§ TASK TO CARRY OUT
Find the word "JSON" below. Copy each line that has it.

:::::

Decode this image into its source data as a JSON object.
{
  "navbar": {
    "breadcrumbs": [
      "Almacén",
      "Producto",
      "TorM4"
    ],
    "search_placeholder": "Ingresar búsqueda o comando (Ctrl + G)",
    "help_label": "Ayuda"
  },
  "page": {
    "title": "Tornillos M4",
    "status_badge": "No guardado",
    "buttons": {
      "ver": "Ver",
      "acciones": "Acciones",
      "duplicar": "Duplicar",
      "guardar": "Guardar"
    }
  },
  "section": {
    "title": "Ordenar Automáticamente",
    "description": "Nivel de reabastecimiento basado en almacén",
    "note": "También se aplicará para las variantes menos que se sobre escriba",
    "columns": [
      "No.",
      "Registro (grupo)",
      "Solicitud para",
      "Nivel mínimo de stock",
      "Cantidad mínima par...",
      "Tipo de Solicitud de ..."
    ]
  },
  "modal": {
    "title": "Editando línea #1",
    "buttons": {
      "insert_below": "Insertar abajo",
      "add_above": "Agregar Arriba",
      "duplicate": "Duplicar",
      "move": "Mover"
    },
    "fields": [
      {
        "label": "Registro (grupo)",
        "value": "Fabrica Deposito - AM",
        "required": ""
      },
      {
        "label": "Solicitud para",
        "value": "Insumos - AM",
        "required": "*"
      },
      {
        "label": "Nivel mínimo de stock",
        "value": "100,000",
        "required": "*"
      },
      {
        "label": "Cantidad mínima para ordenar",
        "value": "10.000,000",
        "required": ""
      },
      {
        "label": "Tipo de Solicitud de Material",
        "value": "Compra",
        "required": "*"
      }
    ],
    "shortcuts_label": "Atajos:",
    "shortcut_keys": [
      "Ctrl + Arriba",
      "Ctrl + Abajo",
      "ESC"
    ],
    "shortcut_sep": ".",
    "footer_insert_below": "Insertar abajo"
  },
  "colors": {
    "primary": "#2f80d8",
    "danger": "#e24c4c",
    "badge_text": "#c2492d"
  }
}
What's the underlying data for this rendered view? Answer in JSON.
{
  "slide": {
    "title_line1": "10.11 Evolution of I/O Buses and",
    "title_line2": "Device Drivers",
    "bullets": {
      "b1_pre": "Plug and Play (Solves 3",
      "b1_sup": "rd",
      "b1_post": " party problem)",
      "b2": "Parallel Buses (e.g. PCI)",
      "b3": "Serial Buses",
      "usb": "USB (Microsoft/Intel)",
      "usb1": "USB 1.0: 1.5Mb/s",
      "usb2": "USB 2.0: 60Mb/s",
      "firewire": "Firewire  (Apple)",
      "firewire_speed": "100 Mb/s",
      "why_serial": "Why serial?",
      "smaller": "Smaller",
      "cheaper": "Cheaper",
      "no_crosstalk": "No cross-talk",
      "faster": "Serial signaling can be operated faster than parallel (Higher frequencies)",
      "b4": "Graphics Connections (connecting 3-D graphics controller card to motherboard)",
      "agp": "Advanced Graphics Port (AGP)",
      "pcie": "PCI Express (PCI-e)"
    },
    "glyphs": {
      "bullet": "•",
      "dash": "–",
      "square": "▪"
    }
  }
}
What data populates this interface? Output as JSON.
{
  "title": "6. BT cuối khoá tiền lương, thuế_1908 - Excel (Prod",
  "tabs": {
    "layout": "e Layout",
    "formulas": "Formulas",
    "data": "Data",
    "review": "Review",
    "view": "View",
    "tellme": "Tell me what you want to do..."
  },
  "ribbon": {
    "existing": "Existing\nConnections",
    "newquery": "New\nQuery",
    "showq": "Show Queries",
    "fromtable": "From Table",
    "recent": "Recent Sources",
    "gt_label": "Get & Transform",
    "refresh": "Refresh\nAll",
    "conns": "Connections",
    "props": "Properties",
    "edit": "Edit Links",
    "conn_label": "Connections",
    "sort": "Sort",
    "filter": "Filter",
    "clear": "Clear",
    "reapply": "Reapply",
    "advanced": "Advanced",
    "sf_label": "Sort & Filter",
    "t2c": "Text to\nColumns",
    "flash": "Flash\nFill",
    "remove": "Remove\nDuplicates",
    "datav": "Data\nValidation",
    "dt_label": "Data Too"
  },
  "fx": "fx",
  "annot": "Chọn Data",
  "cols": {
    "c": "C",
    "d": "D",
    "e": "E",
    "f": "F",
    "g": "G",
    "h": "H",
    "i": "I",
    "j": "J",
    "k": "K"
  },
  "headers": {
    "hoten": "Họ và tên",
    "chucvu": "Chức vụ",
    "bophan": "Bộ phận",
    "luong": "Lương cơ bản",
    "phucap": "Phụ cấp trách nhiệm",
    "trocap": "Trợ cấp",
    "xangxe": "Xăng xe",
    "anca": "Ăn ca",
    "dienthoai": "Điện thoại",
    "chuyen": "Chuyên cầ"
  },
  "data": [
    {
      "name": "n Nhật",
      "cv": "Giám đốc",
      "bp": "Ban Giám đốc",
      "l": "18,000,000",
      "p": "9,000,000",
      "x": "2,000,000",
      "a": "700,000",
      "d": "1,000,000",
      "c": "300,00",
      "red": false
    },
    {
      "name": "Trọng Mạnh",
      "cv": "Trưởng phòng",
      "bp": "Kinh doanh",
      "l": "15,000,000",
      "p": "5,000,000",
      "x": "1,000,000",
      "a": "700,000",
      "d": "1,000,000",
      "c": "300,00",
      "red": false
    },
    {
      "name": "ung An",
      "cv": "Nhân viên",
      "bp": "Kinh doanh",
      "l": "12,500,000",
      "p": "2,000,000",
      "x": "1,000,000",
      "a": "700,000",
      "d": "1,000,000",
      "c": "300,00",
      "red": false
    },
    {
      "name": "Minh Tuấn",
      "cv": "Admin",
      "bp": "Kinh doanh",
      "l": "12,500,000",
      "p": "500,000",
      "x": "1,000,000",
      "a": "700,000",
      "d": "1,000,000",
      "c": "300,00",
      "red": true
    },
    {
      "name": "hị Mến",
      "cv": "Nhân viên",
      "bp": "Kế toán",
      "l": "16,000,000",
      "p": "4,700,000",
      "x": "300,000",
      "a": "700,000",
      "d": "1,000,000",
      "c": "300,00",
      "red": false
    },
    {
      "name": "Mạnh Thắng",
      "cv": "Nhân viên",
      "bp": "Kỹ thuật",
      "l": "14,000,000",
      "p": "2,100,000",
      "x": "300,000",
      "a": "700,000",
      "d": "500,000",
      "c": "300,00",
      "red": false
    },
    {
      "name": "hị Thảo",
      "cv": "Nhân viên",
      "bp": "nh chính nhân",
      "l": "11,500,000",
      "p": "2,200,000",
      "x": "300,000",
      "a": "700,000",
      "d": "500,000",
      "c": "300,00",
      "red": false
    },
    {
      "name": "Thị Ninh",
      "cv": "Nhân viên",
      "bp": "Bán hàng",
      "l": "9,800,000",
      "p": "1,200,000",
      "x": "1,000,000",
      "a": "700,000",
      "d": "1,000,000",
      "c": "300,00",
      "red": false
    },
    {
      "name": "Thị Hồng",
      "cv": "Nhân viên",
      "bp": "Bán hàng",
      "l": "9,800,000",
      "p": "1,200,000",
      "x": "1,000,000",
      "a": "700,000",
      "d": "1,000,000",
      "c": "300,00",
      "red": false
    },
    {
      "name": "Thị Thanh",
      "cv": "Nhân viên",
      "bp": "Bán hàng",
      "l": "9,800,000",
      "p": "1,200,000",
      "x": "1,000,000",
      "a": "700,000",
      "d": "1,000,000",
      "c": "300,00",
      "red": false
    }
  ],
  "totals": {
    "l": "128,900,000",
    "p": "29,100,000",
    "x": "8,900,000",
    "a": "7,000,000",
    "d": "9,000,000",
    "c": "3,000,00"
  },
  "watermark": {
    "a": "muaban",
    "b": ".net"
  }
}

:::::

§ WRITTEN ANSWER
Decode this image into its source data as a JSON object.
What's the underlying data for this rendered view? Answer in JSON.
What data populates this interface? Output as JSON.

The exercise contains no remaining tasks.